# [TASK TO COMPLETE]
A single number is the answer: the count of lines in these records with "точно" in them.

# [AVAILABLE DATA]
════════════════════
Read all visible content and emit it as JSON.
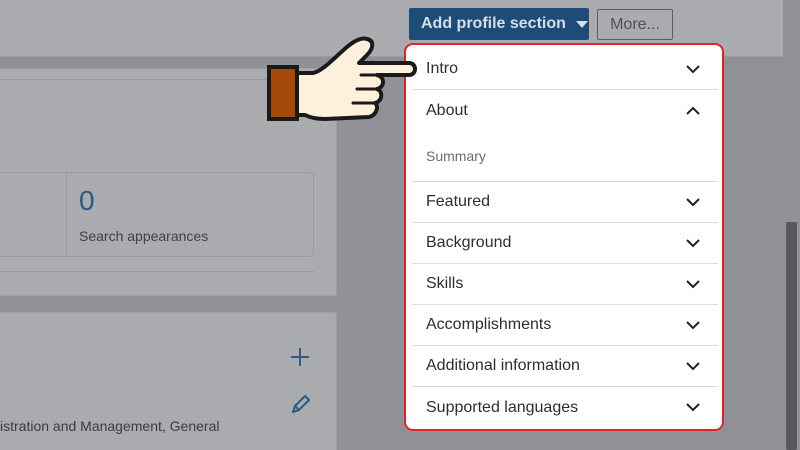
{
  "header": {
    "add_section_label": "Add profile section",
    "more_label": "More..."
  },
  "stats": {
    "search_count": "0",
    "search_label": "Search appearances"
  },
  "background_text": "istration and Management, General",
  "dropdown": {
    "items": [
      {
        "label": "Intro",
        "state": "collapsed"
      },
      {
        "label": "About",
        "state": "expanded",
        "children": [
          "Summary"
        ]
      },
      {
        "label": "Featured",
        "state": "collapsed"
      },
      {
        "label": "Background",
        "state": "collapsed"
      },
      {
        "label": "Skills",
        "state": "collapsed"
      },
      {
        "label": "Accomplishments",
        "state": "collapsed"
      },
      {
        "label": "Additional information",
        "state": "collapsed"
      },
      {
        "label": "Supported languages",
        "state": "collapsed"
      }
    ]
  },
  "colors": {
    "accent": "#1c4c77",
    "highlight_border": "#e0232a",
    "hand_fill": "#fdf0dc",
    "cuff": "#a54a08"
  }
}
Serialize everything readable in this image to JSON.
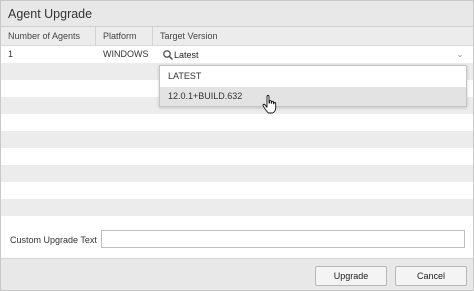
{
  "dialog": {
    "title": "Agent Upgrade"
  },
  "table": {
    "columns": [
      "Number of Agents",
      "Platform",
      "Target Version"
    ],
    "rows": [
      {
        "number_of_agents": "1",
        "platform": "WINDOWS",
        "target_version": "Latest"
      }
    ]
  },
  "version_select": {
    "icon": "search-icon",
    "value": "Latest",
    "options": [
      "LATEST",
      "12.0.1+BUILD.632"
    ],
    "hovered_option": "12.0.1+BUILD.632"
  },
  "custom_upgrade": {
    "label": "Custom Upgrade Text",
    "value": ""
  },
  "buttons": {
    "upgrade": "Upgrade",
    "cancel": "Cancel"
  },
  "colors": {
    "titlebar_bg": "#e8e8e8",
    "header_bg": "#ececec",
    "stripe_bg": "#ececec",
    "option_hover_bg": "#e3e3e3"
  }
}
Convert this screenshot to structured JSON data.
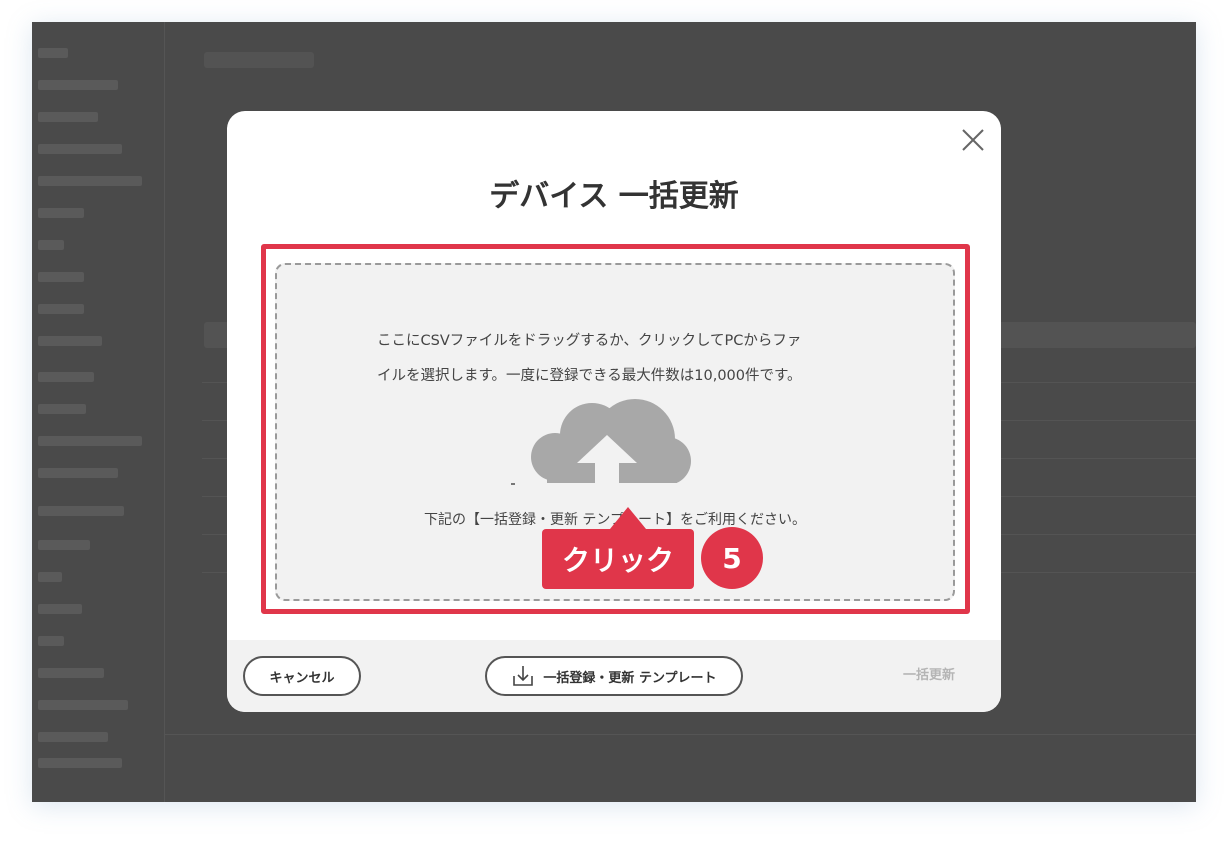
{
  "modal": {
    "title": "デバイス 一括更新",
    "dropzone": {
      "line1": "ここにCSVファイルをドラッグするか、クリックしてPCからファ",
      "line2": "イルを選択します。一度に登録できる最大件数は10,000件です。",
      "template_note": "下記の【一括登録・更新 テンプレート】をご利用ください。",
      "icon": "cloud-upload-icon"
    },
    "callout": {
      "label": "クリック",
      "step": "5"
    },
    "footer": {
      "cancel_label": "キャンセル",
      "template_label": "一括登録・更新 テンプレート",
      "update_label": "一括更新"
    },
    "close_icon": "close-icon"
  },
  "colors": {
    "accent": "#e0364a",
    "overlay": "#4a4a4a",
    "dropzone_bg": "#f2f2f2",
    "disabled_text": "#b5b5b5"
  }
}
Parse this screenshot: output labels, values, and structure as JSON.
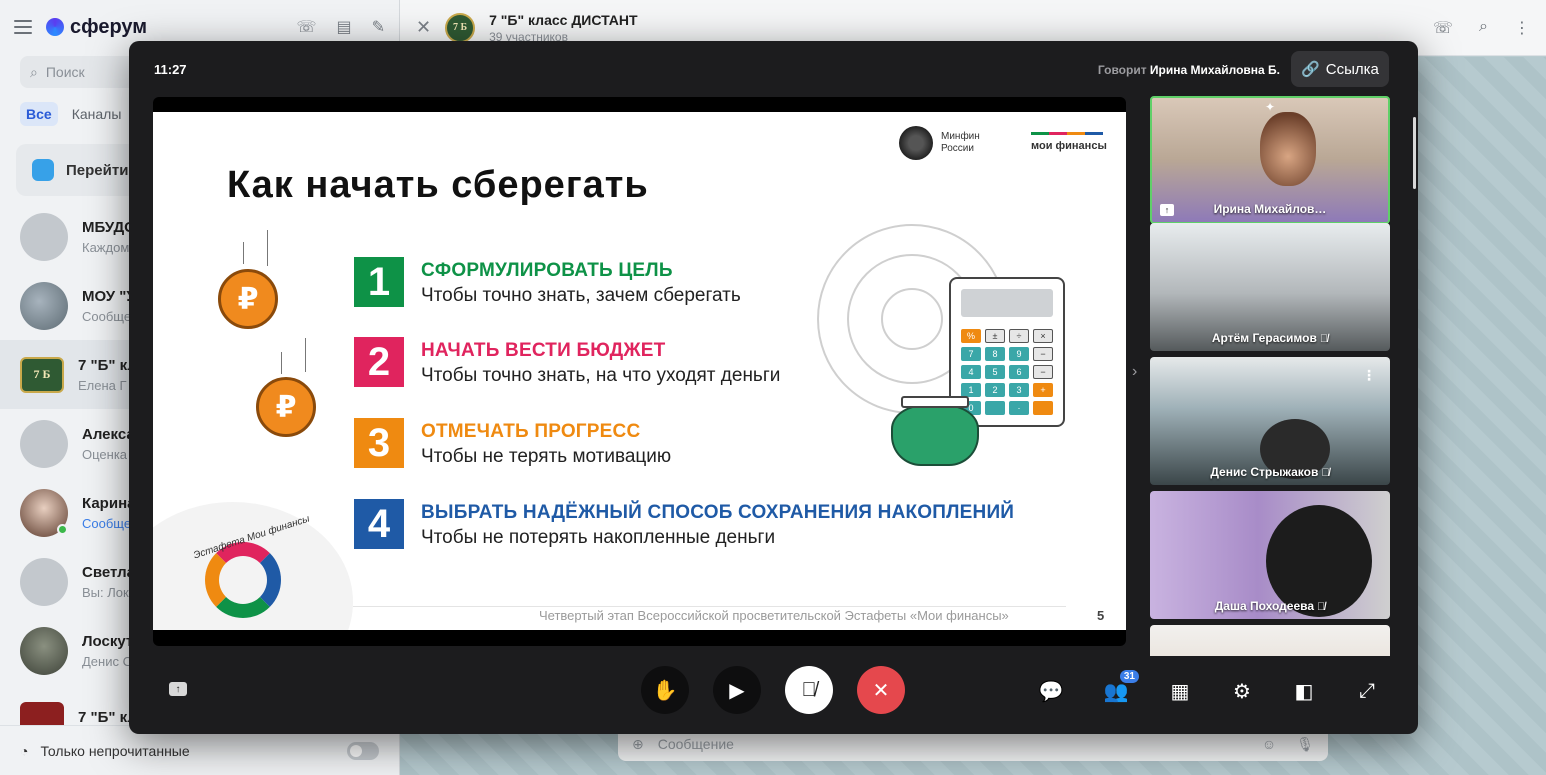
{
  "app": {
    "logo": "сферум",
    "search_placeholder": "Поиск",
    "tabs": [
      "Все",
      "Каналы"
    ],
    "goto_label": "Перейти",
    "chats": [
      {
        "name": "МБУДО",
        "msg": "Каждом"
      },
      {
        "name": "МОУ \"У",
        "msg": "Сообще"
      },
      {
        "name": "7 \"Б\" кл",
        "msg": "Елена Г",
        "avatar_text": "7 Б"
      },
      {
        "name": "Алекса",
        "msg": "Оценка"
      },
      {
        "name": "Карина",
        "msg": "Сообще"
      },
      {
        "name": "Светла",
        "msg": "Вы: Лок"
      },
      {
        "name": "Лоскут",
        "msg": "Денис С"
      },
      {
        "name": "7 \"Б\" кл",
        "msg": ""
      }
    ],
    "unread_only_label": "Только непрочитанные",
    "channel": {
      "title": "7 \"Б\" класс ДИСТАНТ",
      "subtitle": "39 участников",
      "avatar_text": "7 Б"
    },
    "composer_placeholder": "Сообщение"
  },
  "call": {
    "time": "11:27",
    "speaking_prefix": "Говорит",
    "speaker": "Ирина Михайловна Б.",
    "link_label": "Ссылка",
    "participants_badge": "31",
    "tiles": [
      {
        "name": "Ирина Михайлов…",
        "muted": false
      },
      {
        "name": "Артём Герасимов",
        "muted": true
      },
      {
        "name": "Денис Стрыжаков",
        "muted": true
      },
      {
        "name": "Даша Походеева",
        "muted": true
      }
    ]
  },
  "slide": {
    "title": "Как начать сберегать",
    "logo_minfin": [
      "Минфин",
      "России"
    ],
    "logo_moi": "мои финансы",
    "steps": [
      {
        "num": "1",
        "head": "СФОРМУЛИРОВАТЬ ЦЕЛЬ",
        "desc": "Чтобы точно знать, зачем сберегать"
      },
      {
        "num": "2",
        "head": "НАЧАТЬ ВЕСТИ БЮДЖЕТ",
        "desc": "Чтобы точно знать, на что уходят деньги"
      },
      {
        "num": "3",
        "head": "ОТМЕЧАТЬ ПРОГРЕСС",
        "desc": "Чтобы не терять мотивацию"
      },
      {
        "num": "4",
        "head": "ВЫБРАТЬ НАДЁЖНЫЙ СПОСОБ СОХРАНЕНИЯ НАКОПЛЕНИЙ",
        "desc": "Чтобы не потерять накопленные деньги"
      }
    ],
    "footer": "Четвертый этап Всероссийской просветительской Эстафеты «Мои финансы»",
    "page": "5",
    "estafeta": "Эстафета Мои финансы",
    "coin_symbol": "₽",
    "calc_keys": [
      "%",
      "±",
      "÷",
      "×",
      "7",
      "8",
      "9",
      "−",
      "4",
      "5",
      "6",
      "−",
      "1",
      "2",
      "3",
      "+",
      "0",
      "",
      "·",
      ""
    ]
  },
  "colors": {
    "step1": "#0e9247",
    "step2": "#e0245e",
    "step3": "#ef8a11",
    "step4": "#1f5aa6",
    "hangup": "#e5484d",
    "active_tile": "#5fd068"
  }
}
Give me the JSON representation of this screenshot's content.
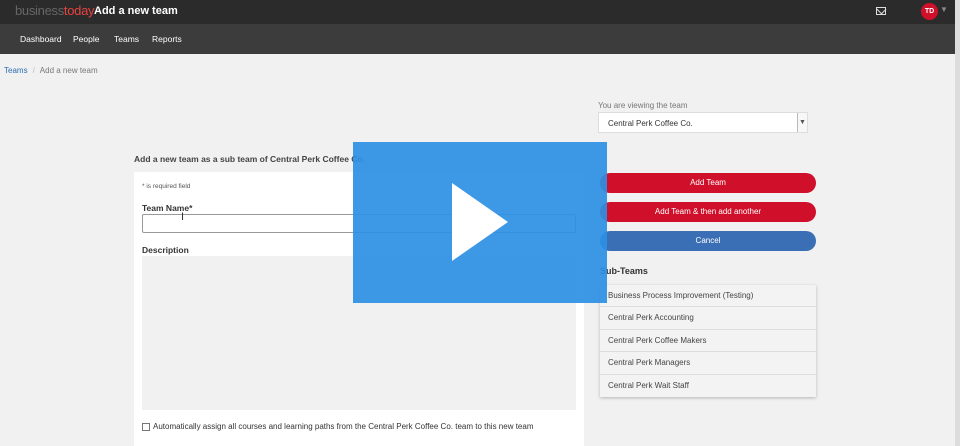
{
  "header": {
    "logo_prefix": "business",
    "logo_suffix": "today",
    "title": "Add a new team",
    "user_initials": "TD"
  },
  "nav": {
    "items": [
      "Dashboard",
      "People",
      "Teams",
      "Reports"
    ]
  },
  "breadcrumb": {
    "parent": "Teams",
    "separator": "/",
    "current": "Add a new team"
  },
  "viewing": {
    "label": "You are viewing the team",
    "selected_team": "Central Perk Coffee Co."
  },
  "form": {
    "heading": "Add a new team as a sub team of Central Perk Coffee Co.",
    "required_note": "* is required field",
    "team_name_label": "Team Name*",
    "team_name_value": "",
    "description_label": "Description",
    "description_value": "",
    "auto_assign_label": "Automatically assign all courses and learning paths from the Central Perk Coffee Co. team to this new team",
    "auto_assign_checked": false
  },
  "actions": {
    "add_team": "Add Team",
    "add_team_then_another": "Add Team & then add another",
    "cancel": "Cancel"
  },
  "subteams": {
    "heading": "Sub-Teams",
    "items": [
      "Business Process Improvement (Testing)",
      "Central Perk Accounting",
      "Central Perk Coffee Makers",
      "Central Perk Managers",
      "Central Perk Wait Staff"
    ]
  },
  "colors": {
    "accent_red": "#d0102a",
    "accent_blue": "#3a6fb6",
    "link": "#2a6db2",
    "video_overlay": "#2c8fe4"
  },
  "icons": {
    "mail": "mail-icon",
    "play": "play-icon",
    "cursor": "text-cursor-icon",
    "caret": "chevron-down-icon"
  }
}
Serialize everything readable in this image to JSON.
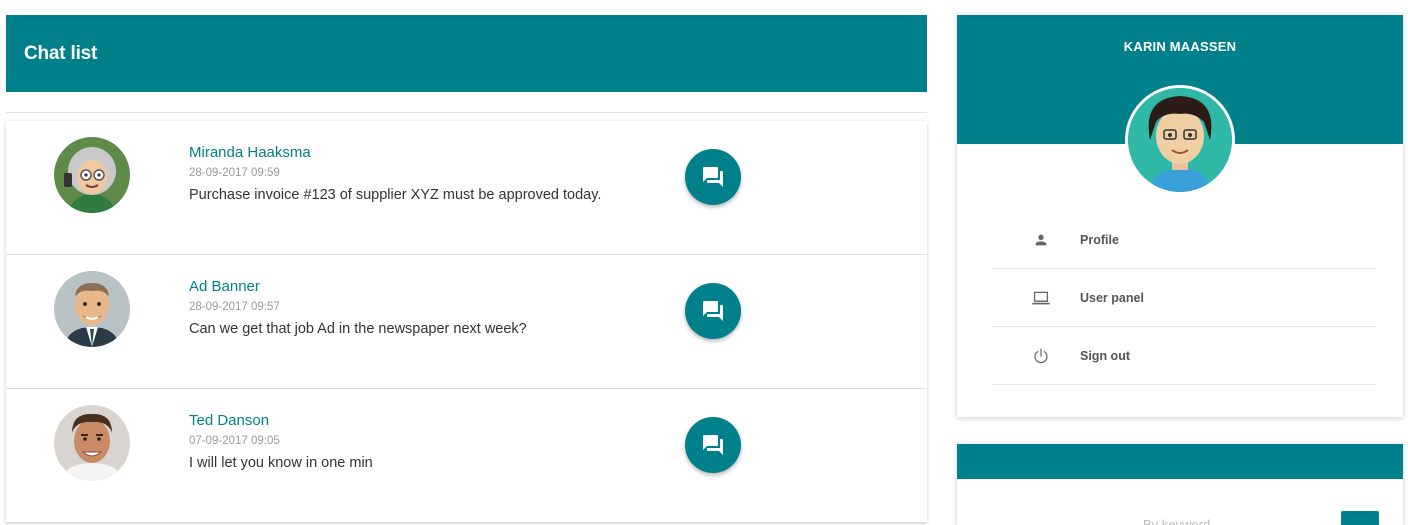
{
  "chat_list": {
    "title": "Chat list",
    "items": [
      {
        "name": "Miranda Haaksma",
        "date": "28-09-2017 09:59",
        "message": "Purchase invoice #123 of supplier XYZ must be approved today."
      },
      {
        "name": "Ad Banner",
        "date": "28-09-2017 09:57",
        "message": "Can we get that job Ad in the newspaper next week?"
      },
      {
        "name": "Ted Danson",
        "date": "07-09-2017 09:05",
        "message": "I will let you know in one min"
      }
    ]
  },
  "profile": {
    "name": "KARIN MAASSEN",
    "menu": [
      {
        "label": "Profile",
        "icon": "person-icon"
      },
      {
        "label": "User panel",
        "icon": "laptop-icon"
      },
      {
        "label": "Sign out",
        "icon": "power-icon"
      }
    ]
  },
  "second_card": {
    "placeholder_partial": "Bv keyword"
  },
  "colors": {
    "primary": "#00808a"
  }
}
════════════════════
# [RESULT OF THIS TASK]
2